Friday's ruling also could signify problems for the conviction of former national security adviser John Poindexter, who was convicted earlier this year of five felonies in the scandal. Poindexter, like North, testified before Congress under a grant of immunity.

Independent counsel Lawrence Walsh, who supervised the Iran-Contra investigation, said he was considering his next step.

"Everyone familiar with these proceedings has recognized the difficulties presented by Congress' grant of immunity," he said. "We have diligently tried to work around these difficulties."

"This is a very big victory for the defense," Sen. Orrin Hatch, R-Utah, said Friday afternoon in his Capitol Hill office.

"I believed from the beginning that it would be almost impossible to indict and convict Oliver North after having testified that extensively in front of the world for almost a week."

North, a retired Marine lieutenant colonel, described for Congress and a spellbound national television audience in July 1987 how the Reagan administration secretly sold arms to Iran and then used the profits to aid the Nicaraguan Contras. He was guaranteed that his testimony would not be used in any criminal case against him.

If Gesell determines that such evidence was used to convict North on the other two charges, the appeals court said he would be entitled to a new trial on those counts as well.

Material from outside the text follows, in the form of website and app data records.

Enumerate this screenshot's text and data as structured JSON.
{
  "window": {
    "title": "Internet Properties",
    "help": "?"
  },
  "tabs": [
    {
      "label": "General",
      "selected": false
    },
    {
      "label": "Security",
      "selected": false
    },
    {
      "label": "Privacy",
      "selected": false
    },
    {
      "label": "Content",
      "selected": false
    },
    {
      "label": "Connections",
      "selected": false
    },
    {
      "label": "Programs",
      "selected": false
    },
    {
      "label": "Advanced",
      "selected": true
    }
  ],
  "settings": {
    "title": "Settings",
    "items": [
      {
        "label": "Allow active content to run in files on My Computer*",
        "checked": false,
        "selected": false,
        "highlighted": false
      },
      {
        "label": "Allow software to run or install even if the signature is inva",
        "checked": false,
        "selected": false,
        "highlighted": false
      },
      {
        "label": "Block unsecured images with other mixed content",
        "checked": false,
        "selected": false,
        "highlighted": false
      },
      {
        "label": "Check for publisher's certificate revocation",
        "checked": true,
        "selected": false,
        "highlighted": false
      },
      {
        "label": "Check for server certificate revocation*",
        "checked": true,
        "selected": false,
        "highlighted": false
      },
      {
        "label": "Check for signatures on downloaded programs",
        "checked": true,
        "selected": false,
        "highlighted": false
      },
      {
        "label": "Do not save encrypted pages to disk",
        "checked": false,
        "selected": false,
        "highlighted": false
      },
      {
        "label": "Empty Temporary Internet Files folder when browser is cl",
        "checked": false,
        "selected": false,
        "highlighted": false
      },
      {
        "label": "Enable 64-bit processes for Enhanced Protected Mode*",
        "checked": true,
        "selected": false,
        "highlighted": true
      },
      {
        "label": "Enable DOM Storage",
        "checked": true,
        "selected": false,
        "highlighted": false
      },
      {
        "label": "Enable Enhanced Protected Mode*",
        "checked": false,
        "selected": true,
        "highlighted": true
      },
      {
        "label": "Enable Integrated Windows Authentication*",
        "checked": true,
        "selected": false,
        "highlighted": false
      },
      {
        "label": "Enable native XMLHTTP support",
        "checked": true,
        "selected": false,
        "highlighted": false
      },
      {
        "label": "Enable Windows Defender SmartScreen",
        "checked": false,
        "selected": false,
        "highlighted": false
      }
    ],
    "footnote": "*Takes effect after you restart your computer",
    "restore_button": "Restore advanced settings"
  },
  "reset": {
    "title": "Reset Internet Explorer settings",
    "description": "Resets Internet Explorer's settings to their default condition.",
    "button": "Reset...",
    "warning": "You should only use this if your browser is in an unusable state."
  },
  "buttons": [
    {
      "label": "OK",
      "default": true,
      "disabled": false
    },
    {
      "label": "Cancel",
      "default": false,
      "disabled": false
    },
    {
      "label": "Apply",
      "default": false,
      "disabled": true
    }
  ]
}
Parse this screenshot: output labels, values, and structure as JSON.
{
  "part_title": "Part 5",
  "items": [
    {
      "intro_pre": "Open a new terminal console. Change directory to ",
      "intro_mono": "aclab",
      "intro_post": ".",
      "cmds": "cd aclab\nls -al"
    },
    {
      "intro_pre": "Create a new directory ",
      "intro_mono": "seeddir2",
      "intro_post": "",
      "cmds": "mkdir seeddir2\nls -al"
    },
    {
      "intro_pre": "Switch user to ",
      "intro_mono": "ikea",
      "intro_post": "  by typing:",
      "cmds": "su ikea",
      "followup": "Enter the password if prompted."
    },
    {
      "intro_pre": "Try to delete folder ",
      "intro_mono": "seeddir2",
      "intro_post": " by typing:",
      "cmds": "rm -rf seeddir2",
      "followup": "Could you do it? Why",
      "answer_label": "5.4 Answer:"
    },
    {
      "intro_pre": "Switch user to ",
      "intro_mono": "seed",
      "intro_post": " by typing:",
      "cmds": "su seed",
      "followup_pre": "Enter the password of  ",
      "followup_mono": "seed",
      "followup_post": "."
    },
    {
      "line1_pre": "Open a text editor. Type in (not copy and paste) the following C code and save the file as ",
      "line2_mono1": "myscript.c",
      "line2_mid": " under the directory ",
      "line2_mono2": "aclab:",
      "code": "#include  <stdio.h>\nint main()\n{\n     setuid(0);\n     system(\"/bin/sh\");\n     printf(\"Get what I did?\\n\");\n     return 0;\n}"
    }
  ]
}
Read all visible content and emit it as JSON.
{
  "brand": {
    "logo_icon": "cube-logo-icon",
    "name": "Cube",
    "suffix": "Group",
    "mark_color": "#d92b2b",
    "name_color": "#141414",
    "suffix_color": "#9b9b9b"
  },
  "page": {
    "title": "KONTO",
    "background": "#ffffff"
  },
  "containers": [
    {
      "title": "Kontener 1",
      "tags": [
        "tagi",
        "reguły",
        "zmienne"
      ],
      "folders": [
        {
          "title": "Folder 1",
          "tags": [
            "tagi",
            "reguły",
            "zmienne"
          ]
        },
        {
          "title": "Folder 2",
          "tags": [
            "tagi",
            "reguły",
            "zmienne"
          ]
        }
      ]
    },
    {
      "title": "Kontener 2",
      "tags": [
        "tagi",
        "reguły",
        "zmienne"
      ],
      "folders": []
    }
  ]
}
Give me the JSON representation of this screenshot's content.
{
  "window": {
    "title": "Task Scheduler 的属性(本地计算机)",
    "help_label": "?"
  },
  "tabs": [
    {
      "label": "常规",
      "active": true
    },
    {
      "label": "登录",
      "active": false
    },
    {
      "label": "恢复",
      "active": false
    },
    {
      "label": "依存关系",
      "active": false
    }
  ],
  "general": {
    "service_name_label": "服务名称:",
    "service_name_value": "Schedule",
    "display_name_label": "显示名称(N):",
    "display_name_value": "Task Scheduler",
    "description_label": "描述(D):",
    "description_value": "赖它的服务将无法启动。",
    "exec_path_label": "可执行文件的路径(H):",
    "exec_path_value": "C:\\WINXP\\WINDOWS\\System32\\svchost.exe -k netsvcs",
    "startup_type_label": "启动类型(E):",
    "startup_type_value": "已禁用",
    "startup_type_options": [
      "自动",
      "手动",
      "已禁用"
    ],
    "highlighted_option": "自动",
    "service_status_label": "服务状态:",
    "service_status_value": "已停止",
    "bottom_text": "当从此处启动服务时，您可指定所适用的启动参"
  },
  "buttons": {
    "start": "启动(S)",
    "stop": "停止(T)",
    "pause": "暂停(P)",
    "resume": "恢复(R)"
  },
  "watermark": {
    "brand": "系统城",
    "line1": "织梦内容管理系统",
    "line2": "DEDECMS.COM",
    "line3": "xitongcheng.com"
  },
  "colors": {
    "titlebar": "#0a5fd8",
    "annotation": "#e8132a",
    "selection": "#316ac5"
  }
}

Gesell "must hold a hearing that will inquire into the content as well as the sources of the grand jury and trial witnesses' testimony," the court ruled."That inquiry must proceed witness by witness; if necessary . . . line by line and item by item."

The government must show by a preponderance of the evidence that "no use whatsoever was made of any of the immunized testimony either by the witness" or by the Iran-Contra prosecutor's office in questioning the witness, the court said.

"Unless the District Court can make express findings that the government has carried this heavy burden as to the content of all of the testimony of each witness, that testimony cannot survive the test," the opinion said.

The rulings were supported by two Reagan appointees, David Sentelle and Laurence Silberman. Chief Judge Patricia Wald, a Carter appointee, dissented.

North was sentenced to two years' probation, fined $150,000 and ordered to perform 1,200 hours of community service.

On the conviction that it reversed, the court held that Gesell's instruction "allowed the jury to convict without unanimously concluding that North committed any one of the criminal acts charged" in that count.

The "jury could have found that North violated (the statute) in several ways" without agreeing unanimously that he committed a single illegal act, the court said.

The verdict makes it impossible to determine whether the jury agreed unanimously that North actually intended to violate the law.

Wald said, however, "I am satisfied that North received a fair trial - not a perfect one, but a competently managed and a fair one."